IOWA CITY — Fran McCaffery finds himself in a position not many Iowa basketball coaches have encountered in recent times.

He and his predecessors often have had to sit in front of reporters at preseason media day and try to whip up enthusiasm for the team they were going to put on the court that season. McCaffery now finds himself trying — at least a little — to temper the enthusiasm that surrounds the Hawkeyes.

He’s not very good at it. The truth seeps through. McCaffery, like almost everyone else, thinks he has a pretty good basketball team.

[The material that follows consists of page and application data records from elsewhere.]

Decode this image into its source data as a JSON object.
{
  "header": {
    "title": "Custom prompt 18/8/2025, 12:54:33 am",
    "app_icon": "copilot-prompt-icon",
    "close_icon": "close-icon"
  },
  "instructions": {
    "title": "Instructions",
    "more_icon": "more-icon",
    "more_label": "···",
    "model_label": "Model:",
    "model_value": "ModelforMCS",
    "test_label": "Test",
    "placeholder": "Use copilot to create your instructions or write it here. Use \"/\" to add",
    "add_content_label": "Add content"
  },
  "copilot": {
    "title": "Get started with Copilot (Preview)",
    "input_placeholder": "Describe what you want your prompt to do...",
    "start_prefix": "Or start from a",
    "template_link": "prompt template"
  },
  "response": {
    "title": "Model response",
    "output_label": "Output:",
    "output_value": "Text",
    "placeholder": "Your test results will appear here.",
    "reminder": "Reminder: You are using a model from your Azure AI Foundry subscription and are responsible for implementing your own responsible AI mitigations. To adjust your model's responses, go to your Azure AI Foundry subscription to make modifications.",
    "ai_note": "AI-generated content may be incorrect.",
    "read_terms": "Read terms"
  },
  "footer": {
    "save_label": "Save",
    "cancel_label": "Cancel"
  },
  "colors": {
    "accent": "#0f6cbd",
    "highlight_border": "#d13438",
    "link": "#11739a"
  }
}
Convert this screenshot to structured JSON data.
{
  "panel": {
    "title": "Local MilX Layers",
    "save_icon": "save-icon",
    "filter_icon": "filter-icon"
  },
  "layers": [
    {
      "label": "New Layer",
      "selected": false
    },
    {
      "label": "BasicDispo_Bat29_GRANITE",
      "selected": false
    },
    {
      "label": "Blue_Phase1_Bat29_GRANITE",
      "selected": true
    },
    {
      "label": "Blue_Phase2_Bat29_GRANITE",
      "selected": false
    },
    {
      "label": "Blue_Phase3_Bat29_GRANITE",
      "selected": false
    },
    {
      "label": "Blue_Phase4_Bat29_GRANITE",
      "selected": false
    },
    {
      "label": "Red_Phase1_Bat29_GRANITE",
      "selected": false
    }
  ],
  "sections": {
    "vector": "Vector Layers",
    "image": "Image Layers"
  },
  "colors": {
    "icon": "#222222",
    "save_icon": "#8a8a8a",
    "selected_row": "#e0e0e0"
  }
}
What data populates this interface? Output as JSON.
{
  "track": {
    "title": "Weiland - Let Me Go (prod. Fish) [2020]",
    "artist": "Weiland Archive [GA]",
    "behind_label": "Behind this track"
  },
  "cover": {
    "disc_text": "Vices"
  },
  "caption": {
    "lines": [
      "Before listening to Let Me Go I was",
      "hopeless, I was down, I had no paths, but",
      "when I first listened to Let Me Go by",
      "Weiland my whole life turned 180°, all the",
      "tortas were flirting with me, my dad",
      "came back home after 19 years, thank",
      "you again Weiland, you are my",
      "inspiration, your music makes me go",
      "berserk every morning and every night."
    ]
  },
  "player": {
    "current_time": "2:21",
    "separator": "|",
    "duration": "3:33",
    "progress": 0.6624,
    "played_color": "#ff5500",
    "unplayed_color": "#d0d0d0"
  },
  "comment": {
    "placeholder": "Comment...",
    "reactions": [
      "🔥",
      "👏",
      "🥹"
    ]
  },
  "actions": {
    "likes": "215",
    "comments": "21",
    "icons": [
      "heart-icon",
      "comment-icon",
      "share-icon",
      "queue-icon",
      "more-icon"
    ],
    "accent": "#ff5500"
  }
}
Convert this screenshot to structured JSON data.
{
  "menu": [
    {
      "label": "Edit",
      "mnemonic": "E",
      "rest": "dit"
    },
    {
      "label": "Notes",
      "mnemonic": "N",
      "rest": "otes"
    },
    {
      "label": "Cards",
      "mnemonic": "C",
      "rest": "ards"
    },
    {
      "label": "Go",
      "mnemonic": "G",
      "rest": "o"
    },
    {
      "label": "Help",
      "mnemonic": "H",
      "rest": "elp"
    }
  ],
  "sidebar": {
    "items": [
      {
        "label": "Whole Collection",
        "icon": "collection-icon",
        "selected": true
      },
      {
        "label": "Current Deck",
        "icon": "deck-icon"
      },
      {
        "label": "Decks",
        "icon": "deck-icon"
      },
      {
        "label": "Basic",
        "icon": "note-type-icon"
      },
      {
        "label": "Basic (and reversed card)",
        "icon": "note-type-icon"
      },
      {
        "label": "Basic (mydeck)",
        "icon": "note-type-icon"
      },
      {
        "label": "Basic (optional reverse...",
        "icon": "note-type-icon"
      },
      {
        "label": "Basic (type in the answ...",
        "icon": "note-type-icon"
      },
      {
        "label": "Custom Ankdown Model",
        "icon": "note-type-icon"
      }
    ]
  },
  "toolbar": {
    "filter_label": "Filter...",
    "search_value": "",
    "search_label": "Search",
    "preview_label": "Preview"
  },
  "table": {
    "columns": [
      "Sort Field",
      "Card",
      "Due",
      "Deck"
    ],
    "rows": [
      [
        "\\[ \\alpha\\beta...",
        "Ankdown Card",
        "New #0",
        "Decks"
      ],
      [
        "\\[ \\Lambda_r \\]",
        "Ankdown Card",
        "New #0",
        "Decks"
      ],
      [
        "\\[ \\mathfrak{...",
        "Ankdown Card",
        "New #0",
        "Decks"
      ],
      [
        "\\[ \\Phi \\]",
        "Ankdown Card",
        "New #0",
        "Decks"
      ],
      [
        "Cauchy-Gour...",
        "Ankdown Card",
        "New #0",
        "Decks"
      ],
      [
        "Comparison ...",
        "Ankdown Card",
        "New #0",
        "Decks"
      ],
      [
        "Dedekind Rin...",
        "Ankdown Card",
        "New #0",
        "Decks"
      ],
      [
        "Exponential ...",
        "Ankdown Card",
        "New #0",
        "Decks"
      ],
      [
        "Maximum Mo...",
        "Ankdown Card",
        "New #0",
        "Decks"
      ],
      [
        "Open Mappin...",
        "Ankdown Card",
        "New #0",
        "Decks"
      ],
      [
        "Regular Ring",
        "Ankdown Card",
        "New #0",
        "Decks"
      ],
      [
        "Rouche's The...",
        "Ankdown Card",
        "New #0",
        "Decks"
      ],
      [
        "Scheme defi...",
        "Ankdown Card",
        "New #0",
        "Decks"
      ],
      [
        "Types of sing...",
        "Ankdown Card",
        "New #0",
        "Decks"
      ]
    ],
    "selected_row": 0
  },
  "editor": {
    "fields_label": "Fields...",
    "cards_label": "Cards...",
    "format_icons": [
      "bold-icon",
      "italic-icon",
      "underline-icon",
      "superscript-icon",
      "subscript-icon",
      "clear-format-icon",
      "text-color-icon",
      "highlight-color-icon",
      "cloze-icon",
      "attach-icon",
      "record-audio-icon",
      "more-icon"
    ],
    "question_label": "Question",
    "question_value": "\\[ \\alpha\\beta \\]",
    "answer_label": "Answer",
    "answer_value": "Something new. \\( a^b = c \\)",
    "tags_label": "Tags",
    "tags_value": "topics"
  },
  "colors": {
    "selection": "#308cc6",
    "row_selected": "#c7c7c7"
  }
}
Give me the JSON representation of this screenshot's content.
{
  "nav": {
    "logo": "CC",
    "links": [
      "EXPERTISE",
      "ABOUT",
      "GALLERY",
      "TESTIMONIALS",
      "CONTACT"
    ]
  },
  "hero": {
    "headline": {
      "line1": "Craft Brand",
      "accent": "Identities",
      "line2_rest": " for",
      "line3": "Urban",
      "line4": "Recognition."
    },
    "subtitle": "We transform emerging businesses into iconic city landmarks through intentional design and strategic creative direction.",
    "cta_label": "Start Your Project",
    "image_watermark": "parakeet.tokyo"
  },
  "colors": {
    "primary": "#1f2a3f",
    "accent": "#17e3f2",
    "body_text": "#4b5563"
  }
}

“I don't think there's any doubt that we are excited that people think enough of our team to rank us in the top 25 and project us to be in the NCAA Tournament,’’ McCaffery said Wednesday at the Hawkeyes’ media day. “That's exciting. It's an accomplishment for some of the guys who have been here and haven't had that before. But the reality is now we have to go out and do it.’’

McCaffery talked about not believing what all the experts are saying and having the maturity to cope with higher expectations.

“I just want to get better,’’ he added later while chatting with a few reporters. “Obviously, we’d like to win a Big Ten championship. Are we capable of doing it? Absolutely. A number of other teams feel the same way … But it’s a reasonable goal.’’

So much for tempering enthusiasm.

There are reasons the expectations are high. The Hawkeyes won 25 games last season — including a school-record 18 wins at home — and narrowly missed making the NCAA Tournament for the first time in seven years. They then launched an impressive run that carried them all the way to the championship game of the NIT.

That closing rush — combined with the return of all but one player, the addition of sharpshooting freshman Peter Jok and versatile transfer Jarrod Uthoff, and the added benefit of a European trip in August — has projections for this season rising.

No one is picking the Hawkeyes to win the Big Ten title, but almost everyone has them penciled into the NCAA Tournament. That includes the players themselves.

“I wouldn’t say it’s NCAA Tournament or bust,’’ junior center Gabe Olaseni said. “But once you set making the NCAA Tournament as a goal, it’s kind of a letdown if you don’t get there. I wouldn’t say it would be a bust. But I feel we’re so focused on making the NCAA Tournament that we’re going to do it.’’

McCaffery believes he has more depth and firepower than on any other team he’s ever coached. He has at least 11 players he is comfortable throwing into any game at almost any time.

Senior Devyn Marble, who he said will definitely start at point guard this season, is being talked about as a Big Ten player of the year candidate. McCaffery said junior Aaron White has “superstar’’ capabilities. He said sophomore center Adam Woodbury has been “the most impressive player on the team since the start of practice.’’ He referred to Jok as “one of the best shooters I’ve ever been around,’’ and he had similar superlatives for Uthoff, Olaseni, Mike Gesell, Zach McCabe and others.

“It’s nice that people expect a lot from us, but we kind of have expectations of our own,’’ Woodbury said.

Marble said he and his teammates should embrace the expectations as they gear up for their Nov. 8 season opener with UNC-Wilmington.

“That’s all you can do is embrace it,’’ he said. “Embrace it and then just play with confidence. Don’t worry about what other people are saying and what they’re talking about. Just do what you do. As a team, I think we’ve done that very well.’’

Sophomore Anthony Clemmons also likes the heightened expectations.

“To be in that situation is just unbelievable,’’ he said. “We’re just fighting every day in practice to get better and better. We want to look in the mirror every day and say we got better. That’s how we’re going to roll this year.’’